WORK ORDER » Work through the data below and give the number of lines holding the word "Adapter", without any other text.

======== MATERIAL TO PROCESS ========

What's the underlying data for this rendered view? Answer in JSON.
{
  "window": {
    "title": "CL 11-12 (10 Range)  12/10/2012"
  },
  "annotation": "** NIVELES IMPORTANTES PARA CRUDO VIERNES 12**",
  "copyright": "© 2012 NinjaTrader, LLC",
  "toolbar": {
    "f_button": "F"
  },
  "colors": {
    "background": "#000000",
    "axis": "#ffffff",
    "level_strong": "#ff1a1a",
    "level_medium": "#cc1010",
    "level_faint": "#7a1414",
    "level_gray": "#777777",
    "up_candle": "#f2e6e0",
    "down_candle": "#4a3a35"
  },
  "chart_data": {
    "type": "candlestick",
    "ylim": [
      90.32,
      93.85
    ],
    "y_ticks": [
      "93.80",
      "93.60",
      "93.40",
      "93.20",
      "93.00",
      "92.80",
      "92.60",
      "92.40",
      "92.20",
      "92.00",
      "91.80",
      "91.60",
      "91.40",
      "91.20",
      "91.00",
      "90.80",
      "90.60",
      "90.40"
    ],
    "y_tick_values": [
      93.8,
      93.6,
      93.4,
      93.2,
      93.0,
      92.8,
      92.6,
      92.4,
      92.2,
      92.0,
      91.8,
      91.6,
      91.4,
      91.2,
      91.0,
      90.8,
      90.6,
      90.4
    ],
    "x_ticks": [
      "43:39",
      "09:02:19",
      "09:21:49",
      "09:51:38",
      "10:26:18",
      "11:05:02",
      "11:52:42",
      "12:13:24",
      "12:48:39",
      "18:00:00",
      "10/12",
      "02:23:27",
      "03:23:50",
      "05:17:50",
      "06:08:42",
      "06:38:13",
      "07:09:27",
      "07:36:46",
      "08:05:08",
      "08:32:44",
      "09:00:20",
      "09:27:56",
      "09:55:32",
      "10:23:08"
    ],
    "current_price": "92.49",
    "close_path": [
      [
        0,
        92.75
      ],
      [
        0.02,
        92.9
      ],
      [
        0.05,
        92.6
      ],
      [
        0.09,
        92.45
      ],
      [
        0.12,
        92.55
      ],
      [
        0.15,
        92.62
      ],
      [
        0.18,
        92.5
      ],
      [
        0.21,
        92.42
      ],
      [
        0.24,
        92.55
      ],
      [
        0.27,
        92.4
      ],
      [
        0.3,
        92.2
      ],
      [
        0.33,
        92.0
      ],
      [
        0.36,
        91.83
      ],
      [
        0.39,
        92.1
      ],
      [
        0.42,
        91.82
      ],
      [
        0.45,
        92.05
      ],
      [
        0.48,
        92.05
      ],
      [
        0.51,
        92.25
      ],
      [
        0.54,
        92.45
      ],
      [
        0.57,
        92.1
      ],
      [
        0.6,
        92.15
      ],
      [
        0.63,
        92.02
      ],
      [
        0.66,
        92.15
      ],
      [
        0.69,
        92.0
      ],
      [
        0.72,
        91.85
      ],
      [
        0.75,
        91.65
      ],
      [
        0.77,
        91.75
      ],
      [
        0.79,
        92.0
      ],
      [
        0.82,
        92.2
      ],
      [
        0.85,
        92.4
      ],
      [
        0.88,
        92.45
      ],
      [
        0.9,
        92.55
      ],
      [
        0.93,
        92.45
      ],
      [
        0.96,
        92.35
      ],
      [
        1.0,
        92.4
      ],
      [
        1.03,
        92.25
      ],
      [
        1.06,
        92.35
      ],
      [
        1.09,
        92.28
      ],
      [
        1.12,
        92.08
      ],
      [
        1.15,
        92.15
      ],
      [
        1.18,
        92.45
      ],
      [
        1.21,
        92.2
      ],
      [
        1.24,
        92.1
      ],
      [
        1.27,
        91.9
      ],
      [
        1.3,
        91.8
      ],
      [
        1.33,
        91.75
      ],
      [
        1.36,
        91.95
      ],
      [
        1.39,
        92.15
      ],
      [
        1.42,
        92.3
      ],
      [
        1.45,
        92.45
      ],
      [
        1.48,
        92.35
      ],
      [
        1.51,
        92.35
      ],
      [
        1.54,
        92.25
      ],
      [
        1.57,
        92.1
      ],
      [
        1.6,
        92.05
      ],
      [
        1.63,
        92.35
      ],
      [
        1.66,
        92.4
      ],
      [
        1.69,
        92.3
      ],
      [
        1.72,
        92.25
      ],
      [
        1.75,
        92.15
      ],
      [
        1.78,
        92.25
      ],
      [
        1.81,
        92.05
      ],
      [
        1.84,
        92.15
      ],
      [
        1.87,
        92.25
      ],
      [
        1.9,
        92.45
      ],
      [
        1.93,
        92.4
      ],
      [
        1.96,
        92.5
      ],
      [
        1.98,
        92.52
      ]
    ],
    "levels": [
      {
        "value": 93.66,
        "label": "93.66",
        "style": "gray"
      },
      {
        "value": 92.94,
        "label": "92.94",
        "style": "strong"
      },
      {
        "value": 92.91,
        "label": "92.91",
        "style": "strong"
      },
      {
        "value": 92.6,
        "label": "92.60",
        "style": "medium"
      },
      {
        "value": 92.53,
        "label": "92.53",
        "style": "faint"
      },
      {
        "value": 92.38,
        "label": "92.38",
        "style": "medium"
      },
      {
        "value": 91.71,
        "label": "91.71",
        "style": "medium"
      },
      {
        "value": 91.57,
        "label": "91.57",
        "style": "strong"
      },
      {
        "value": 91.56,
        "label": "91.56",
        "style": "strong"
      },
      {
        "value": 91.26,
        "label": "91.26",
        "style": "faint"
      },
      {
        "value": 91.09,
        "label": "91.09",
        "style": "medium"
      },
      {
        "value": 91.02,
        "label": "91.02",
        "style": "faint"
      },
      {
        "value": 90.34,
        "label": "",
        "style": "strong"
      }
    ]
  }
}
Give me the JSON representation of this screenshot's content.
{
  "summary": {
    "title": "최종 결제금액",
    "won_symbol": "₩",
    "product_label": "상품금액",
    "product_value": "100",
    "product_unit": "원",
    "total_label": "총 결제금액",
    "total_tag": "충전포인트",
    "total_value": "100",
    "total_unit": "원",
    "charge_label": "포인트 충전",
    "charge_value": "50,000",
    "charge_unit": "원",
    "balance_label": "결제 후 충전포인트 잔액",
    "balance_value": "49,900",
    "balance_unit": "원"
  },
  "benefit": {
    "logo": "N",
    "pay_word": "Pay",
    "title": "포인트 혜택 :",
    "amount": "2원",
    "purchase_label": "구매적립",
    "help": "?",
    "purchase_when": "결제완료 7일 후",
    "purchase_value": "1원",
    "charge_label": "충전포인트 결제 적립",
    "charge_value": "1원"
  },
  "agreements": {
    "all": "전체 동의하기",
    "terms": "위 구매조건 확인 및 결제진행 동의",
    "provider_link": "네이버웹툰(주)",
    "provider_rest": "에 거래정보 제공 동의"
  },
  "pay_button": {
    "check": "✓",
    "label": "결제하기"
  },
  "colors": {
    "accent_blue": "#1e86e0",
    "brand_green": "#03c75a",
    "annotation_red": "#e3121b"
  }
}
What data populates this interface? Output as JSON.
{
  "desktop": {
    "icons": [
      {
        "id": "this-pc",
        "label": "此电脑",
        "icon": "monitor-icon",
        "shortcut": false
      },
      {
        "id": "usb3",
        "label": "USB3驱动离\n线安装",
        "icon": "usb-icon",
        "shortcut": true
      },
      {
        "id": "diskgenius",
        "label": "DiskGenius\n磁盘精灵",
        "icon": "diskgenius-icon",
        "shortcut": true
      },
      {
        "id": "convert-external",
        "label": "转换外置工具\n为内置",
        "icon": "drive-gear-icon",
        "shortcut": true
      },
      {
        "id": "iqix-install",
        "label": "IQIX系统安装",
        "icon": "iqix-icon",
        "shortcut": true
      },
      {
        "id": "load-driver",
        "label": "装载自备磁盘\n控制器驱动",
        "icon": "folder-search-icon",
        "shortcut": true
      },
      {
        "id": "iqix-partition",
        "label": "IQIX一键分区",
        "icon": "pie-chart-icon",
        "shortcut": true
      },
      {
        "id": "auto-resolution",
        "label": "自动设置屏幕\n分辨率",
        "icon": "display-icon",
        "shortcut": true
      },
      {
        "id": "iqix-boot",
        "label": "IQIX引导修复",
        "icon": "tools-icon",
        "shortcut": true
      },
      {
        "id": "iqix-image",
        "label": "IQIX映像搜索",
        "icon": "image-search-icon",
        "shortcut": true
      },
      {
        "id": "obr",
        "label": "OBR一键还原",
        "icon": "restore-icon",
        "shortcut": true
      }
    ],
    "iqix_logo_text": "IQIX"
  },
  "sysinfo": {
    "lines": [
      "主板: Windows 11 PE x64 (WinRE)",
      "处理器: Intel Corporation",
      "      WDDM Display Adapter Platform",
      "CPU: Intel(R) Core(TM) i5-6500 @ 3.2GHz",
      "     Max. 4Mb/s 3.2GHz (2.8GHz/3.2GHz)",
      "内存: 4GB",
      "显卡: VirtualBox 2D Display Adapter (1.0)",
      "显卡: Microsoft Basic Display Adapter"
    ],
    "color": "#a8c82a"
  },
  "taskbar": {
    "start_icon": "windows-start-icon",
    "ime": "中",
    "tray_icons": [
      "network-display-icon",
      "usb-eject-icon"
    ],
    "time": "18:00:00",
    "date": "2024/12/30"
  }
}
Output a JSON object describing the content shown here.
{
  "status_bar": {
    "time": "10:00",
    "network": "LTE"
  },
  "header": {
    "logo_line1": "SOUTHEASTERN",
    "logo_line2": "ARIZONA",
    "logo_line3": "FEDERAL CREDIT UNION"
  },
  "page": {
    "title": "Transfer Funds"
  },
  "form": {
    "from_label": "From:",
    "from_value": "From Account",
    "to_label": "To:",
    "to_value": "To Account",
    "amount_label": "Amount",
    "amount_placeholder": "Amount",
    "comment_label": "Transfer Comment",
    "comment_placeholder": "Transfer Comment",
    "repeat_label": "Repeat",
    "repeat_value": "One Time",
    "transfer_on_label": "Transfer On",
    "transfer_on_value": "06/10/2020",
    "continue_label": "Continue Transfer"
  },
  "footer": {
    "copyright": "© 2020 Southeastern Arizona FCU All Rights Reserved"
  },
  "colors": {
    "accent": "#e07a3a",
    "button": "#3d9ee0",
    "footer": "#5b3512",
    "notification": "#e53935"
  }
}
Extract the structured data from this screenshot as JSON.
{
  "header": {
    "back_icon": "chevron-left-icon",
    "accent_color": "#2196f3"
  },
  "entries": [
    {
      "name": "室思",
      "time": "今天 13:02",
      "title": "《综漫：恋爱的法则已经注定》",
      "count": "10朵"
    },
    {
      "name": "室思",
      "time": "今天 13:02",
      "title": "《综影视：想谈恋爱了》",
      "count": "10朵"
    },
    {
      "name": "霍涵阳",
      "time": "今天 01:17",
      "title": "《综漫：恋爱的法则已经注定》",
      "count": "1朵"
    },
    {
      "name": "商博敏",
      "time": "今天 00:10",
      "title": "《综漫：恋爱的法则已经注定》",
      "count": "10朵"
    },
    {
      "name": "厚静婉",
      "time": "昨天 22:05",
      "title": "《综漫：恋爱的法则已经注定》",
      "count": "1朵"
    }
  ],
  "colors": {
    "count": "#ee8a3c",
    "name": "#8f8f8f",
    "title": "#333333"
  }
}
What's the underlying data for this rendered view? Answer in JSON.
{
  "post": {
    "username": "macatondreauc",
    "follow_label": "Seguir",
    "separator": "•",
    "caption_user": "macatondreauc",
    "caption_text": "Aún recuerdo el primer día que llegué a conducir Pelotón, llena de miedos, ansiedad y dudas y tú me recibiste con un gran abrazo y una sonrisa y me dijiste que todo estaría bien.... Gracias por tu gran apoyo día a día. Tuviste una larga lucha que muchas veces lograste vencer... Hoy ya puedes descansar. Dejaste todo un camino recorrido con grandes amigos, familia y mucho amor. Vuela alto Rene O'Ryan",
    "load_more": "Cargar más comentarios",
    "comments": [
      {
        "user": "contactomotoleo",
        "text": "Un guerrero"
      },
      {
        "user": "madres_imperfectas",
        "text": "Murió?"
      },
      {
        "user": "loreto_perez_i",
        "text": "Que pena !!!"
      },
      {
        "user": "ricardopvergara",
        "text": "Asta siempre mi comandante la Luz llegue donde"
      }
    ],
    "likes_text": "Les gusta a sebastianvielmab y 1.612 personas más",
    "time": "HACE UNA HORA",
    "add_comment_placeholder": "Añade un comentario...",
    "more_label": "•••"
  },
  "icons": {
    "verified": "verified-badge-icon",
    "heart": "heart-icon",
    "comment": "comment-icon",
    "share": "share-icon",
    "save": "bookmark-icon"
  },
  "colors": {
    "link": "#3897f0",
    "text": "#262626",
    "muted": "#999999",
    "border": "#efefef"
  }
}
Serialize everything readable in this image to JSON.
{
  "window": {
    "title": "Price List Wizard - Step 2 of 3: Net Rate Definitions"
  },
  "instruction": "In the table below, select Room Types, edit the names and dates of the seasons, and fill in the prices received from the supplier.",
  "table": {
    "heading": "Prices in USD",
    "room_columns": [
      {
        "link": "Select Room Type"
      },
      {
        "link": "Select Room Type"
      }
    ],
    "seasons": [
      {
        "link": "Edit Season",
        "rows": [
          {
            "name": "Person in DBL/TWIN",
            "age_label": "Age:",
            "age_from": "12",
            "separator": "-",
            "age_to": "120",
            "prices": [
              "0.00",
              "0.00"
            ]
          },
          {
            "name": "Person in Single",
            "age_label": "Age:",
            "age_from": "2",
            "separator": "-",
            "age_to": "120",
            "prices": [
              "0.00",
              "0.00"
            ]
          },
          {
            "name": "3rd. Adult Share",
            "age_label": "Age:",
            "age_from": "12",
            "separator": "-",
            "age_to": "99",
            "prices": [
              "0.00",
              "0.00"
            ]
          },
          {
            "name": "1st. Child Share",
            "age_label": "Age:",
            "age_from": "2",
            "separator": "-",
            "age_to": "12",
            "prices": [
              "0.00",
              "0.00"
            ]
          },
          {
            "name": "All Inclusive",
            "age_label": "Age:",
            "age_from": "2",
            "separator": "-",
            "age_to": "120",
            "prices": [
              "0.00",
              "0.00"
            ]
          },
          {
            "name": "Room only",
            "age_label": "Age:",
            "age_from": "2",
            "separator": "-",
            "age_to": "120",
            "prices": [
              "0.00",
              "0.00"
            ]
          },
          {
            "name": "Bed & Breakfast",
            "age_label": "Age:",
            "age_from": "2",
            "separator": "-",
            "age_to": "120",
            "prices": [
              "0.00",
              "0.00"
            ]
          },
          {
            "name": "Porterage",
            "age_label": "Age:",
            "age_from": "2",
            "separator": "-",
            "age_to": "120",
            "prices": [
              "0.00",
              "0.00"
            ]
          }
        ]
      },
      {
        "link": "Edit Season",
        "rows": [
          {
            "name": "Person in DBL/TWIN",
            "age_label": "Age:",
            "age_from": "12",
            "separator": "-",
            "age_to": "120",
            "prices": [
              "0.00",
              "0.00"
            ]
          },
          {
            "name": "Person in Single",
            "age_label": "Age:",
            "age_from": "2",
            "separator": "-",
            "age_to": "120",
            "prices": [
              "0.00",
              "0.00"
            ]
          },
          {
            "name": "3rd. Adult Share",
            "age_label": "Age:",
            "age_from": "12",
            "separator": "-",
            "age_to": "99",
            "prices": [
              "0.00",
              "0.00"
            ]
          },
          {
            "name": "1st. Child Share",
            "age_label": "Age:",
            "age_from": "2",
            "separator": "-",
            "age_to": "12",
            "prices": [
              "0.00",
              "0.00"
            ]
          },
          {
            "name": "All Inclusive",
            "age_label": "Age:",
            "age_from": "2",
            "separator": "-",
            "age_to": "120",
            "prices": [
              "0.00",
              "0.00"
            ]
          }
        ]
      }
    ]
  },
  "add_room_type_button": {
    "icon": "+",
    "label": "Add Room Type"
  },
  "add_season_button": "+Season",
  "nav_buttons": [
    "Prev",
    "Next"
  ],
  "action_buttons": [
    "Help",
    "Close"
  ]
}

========

SOLUTION » 3